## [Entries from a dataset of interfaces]
====
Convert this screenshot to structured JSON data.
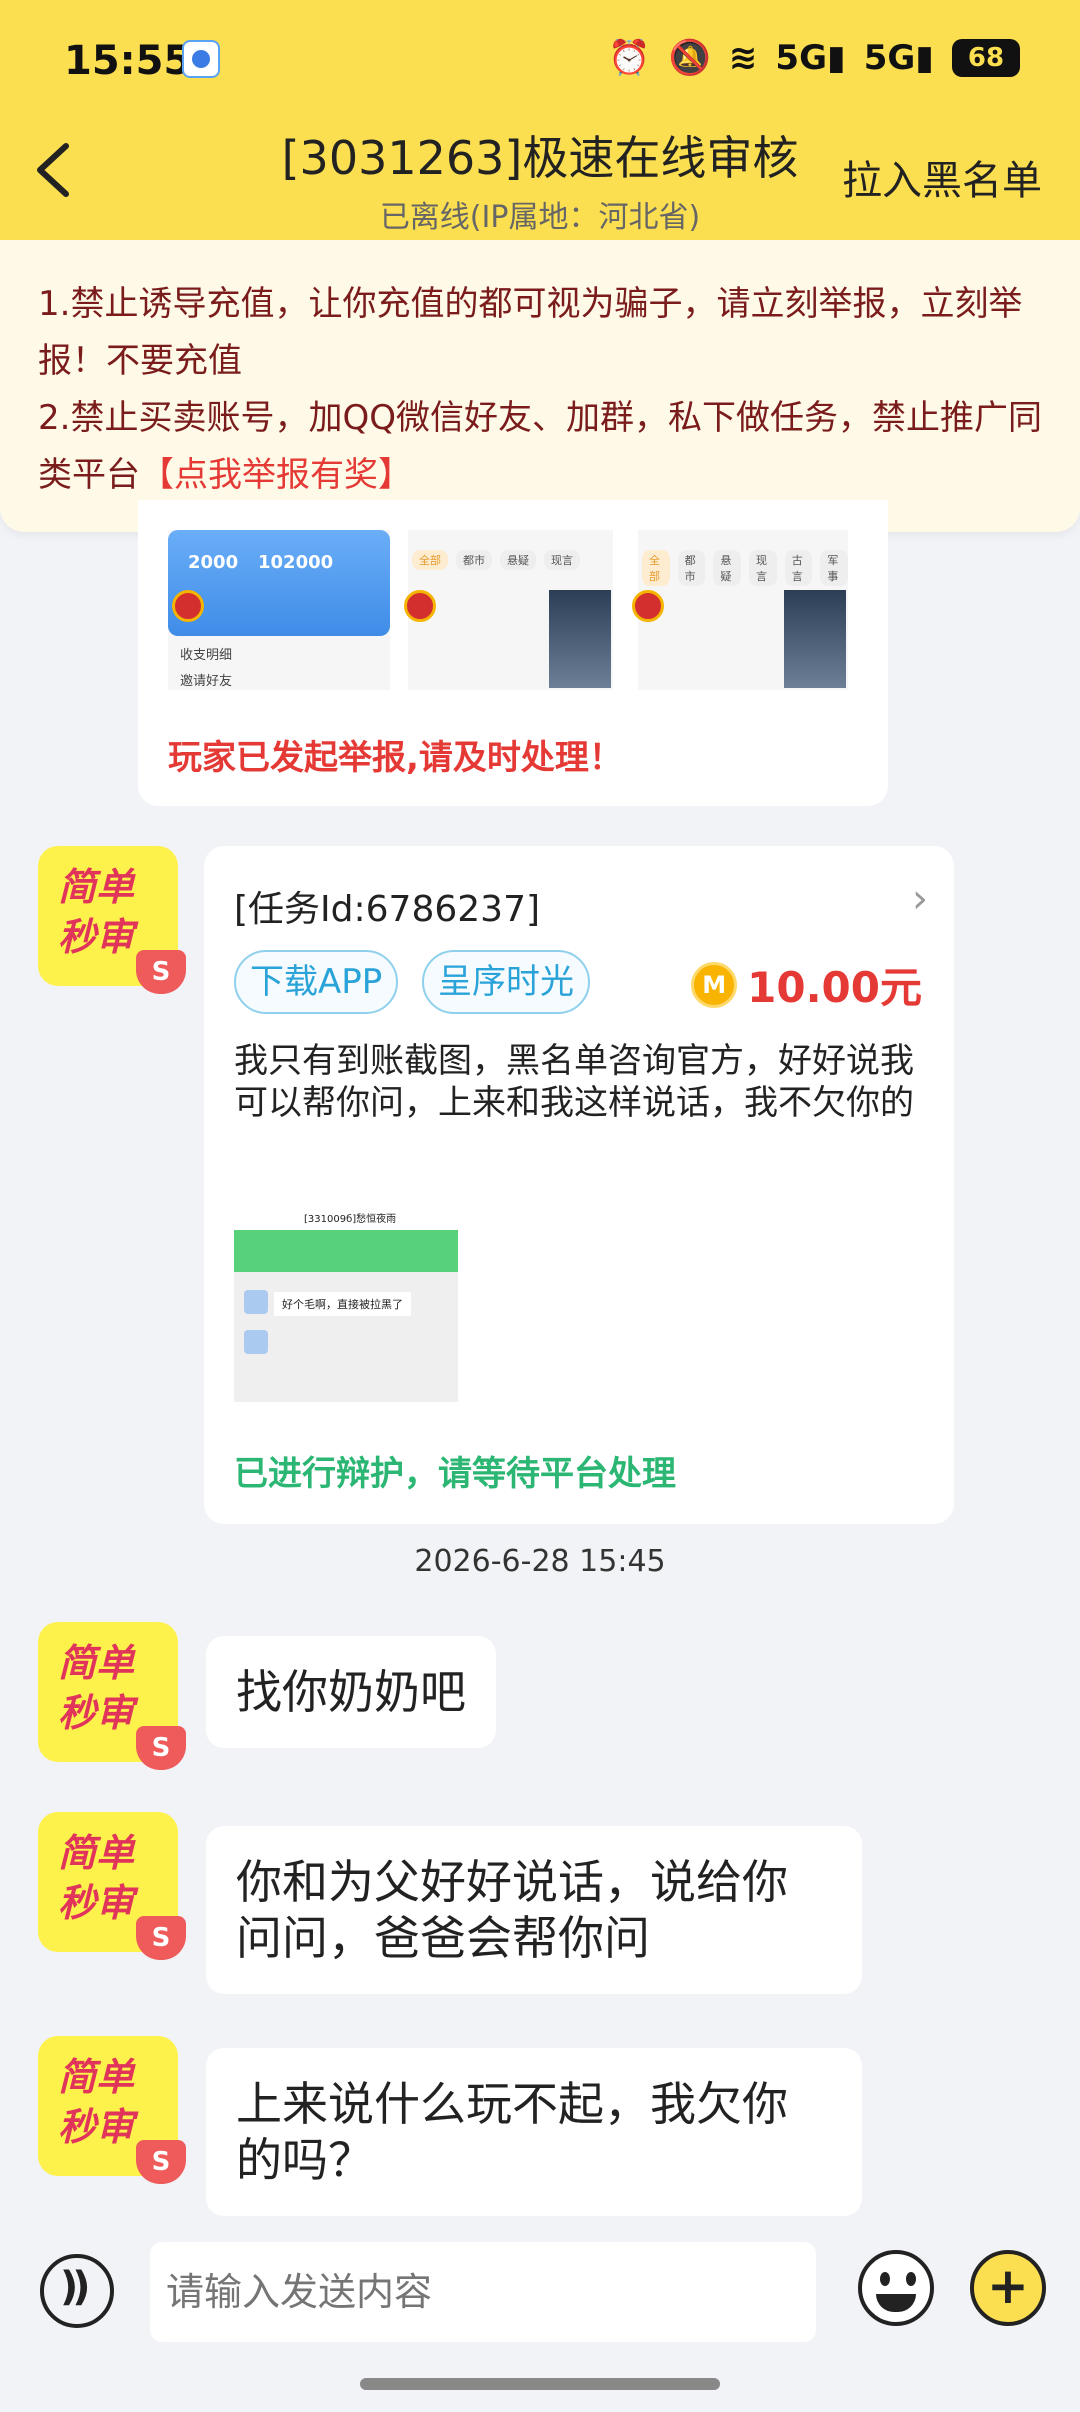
{
  "status_bar": {
    "time": "15:55",
    "signal1": "5G",
    "signal2": "5G",
    "battery": "68"
  },
  "header": {
    "title": "[3031263]极速在线审核",
    "subtitle": "已离线(IP属地：河北省)",
    "action": "拉入黑名单"
  },
  "notice": {
    "line1": "1.禁止诱导充值，让你充值的都可视为骗子，请立刻举报，立刻举报！不要充值",
    "line2": "2.禁止买卖账号，加QQ微信好友、加群，私下做任务，禁止推广同类平台",
    "link": "【点我举报有奖】"
  },
  "report_card": {
    "thumb_num1": "2000",
    "thumb_num2": "102000",
    "thumb_row1": "收支明细",
    "thumb_row2": "邀请好友",
    "tags": [
      "全部",
      "都市",
      "悬疑",
      "现言",
      "古言",
      "军事"
    ],
    "status": "玩家已发起举报,请及时处理！"
  },
  "avatar_text": {
    "line1": "简单",
    "line2": "秒审",
    "badge": "S"
  },
  "task_card": {
    "task_id": "[任务Id:6786237]",
    "tag1": "下载APP",
    "tag2": "呈序时光",
    "coin": "M",
    "amount": "10.00元",
    "message": "我只有到账截图，黑名单咨询官方，好好说我可以帮你问，上来和我这样说话，我不欠你的",
    "shot_title": "[331009б]愁恒夜雨",
    "shot_bubble": "好个毛啊，直接被拉黑了",
    "status": "已进行辩护，请等待平台处理"
  },
  "timestamp": "2026-6-28 15:45",
  "messages": [
    {
      "text": "找你奶奶吧"
    },
    {
      "text": "你和为父好好说话，说给你问问，爸爸会帮你问"
    },
    {
      "text": "上来说什么玩不起，我欠你的吗？"
    }
  ],
  "input": {
    "placeholder": "请输入发送内容"
  }
}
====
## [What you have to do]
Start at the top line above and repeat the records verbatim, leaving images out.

## [Task result]
Convert this screenshot to structured JSON data.
{
  "status_bar": {
    "time": "15:55",
    "signal1": "5G",
    "signal2": "5G",
    "battery": "68"
  },
  "header": {
    "title": "[3031263]极速在线审核",
    "subtitle": "已离线(IP属地：河北省)",
    "action": "拉入黑名单"
  },
  "notice": {
    "line1": "1.禁止诱导充值，让你充值的都可视为骗子，请立刻举报，立刻举报！不要充值",
    "line2": "2.禁止买卖账号，加QQ微信好友、加群，私下做任务，禁止推广同类平台",
    "link": "【点我举报有奖】"
  },
  "report_card": {
    "thumb_num1": "2000",
    "thumb_num2": "102000",
    "thumb_row1": "收支明细",
    "thumb_row2": "邀请好友",
    "tags": [
      "全部",
      "都市",
      "悬疑",
      "现言",
      "古言",
      "军事"
    ],
    "status": "玩家已发起举报,请及时处理！"
  },
  "avatar_text": {
    "line1": "简单",
    "line2": "秒审",
    "badge": "S"
  },
  "task_card": {
    "task_id": "[任务Id:6786237]",
    "tag1": "下载APP",
    "tag2": "呈序时光",
    "coin": "M",
    "amount": "10.00元",
    "message": "我只有到账截图，黑名单咨询官方，好好说我可以帮你问，上来和我这样说话，我不欠你的",
    "shot_title": "[331009б]愁恒夜雨",
    "shot_bubble": "好个毛啊，直接被拉黑了",
    "status": "已进行辩护，请等待平台处理"
  },
  "timestamp": "2026-6-28 15:45",
  "messages": [
    {
      "text": "找你奶奶吧"
    },
    {
      "text": "你和为父好好说话，说给你问问，爸爸会帮你问"
    },
    {
      "text": "上来说什么玩不起，我欠你的吗？"
    }
  ],
  "input": {
    "placeholder": "请输入发送内容"
  }
}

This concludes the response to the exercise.